**Problem requirements**
If a line of the records holds the word "Tencent", copy it out.

Interface dataset entries:
......

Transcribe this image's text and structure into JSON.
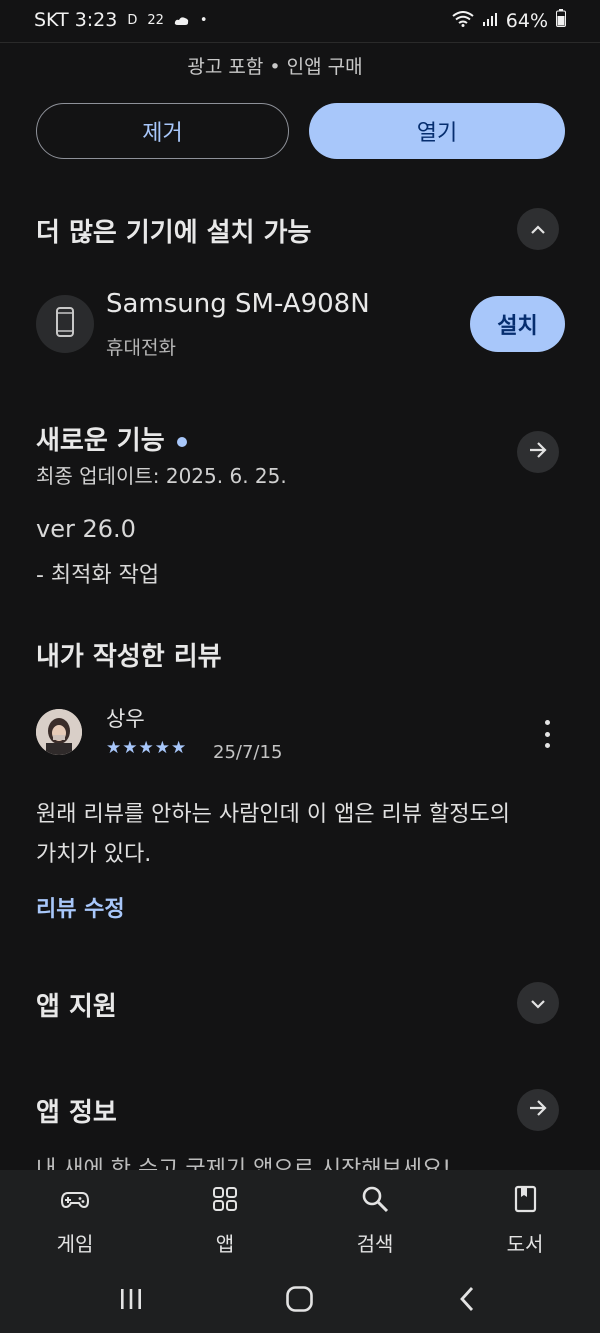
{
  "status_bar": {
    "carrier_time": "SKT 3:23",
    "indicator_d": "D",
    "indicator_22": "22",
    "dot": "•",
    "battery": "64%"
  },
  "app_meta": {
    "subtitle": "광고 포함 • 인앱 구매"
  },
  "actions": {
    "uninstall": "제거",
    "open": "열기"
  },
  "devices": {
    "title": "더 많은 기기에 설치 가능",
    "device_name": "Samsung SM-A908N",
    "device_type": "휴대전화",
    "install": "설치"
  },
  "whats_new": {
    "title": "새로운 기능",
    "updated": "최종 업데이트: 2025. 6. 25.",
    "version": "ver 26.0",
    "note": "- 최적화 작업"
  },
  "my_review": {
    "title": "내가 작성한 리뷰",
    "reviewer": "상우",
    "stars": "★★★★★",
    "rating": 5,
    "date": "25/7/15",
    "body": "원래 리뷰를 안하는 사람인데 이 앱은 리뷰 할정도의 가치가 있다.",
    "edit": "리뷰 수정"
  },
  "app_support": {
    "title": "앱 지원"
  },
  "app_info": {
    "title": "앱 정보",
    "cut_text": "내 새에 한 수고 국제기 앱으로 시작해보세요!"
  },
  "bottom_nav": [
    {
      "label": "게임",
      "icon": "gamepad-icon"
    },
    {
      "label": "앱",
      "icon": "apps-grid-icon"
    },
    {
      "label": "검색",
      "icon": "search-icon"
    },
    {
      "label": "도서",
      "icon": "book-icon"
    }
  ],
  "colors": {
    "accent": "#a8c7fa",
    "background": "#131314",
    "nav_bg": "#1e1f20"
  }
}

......

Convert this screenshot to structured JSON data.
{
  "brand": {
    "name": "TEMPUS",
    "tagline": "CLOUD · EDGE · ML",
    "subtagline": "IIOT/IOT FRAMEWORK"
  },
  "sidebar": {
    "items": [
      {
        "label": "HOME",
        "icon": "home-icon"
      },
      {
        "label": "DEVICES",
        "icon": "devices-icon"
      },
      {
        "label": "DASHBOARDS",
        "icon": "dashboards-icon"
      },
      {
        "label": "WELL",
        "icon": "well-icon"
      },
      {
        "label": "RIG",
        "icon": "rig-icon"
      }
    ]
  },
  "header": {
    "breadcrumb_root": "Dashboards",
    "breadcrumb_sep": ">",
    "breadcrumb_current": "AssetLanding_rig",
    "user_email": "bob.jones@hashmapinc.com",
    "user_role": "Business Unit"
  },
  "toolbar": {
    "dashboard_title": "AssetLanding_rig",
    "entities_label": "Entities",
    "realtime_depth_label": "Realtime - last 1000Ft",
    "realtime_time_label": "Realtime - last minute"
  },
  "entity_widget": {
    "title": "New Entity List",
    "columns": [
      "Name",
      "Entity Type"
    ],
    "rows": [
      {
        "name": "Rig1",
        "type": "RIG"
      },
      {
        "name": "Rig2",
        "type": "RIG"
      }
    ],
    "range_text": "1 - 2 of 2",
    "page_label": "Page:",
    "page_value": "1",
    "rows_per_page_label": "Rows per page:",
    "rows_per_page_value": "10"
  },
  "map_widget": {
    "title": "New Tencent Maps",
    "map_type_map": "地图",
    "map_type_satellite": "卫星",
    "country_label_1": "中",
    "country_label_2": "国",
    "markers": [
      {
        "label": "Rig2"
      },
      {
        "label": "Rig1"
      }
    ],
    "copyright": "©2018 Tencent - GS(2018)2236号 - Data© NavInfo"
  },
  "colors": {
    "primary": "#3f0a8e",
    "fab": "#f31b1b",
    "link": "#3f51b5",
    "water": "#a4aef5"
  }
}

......

**Answer to this task**
    "title": "New Tencent Maps",
    "copyright": "©2018 Tencent - GS(2018)2236号 - Data© NavInfo"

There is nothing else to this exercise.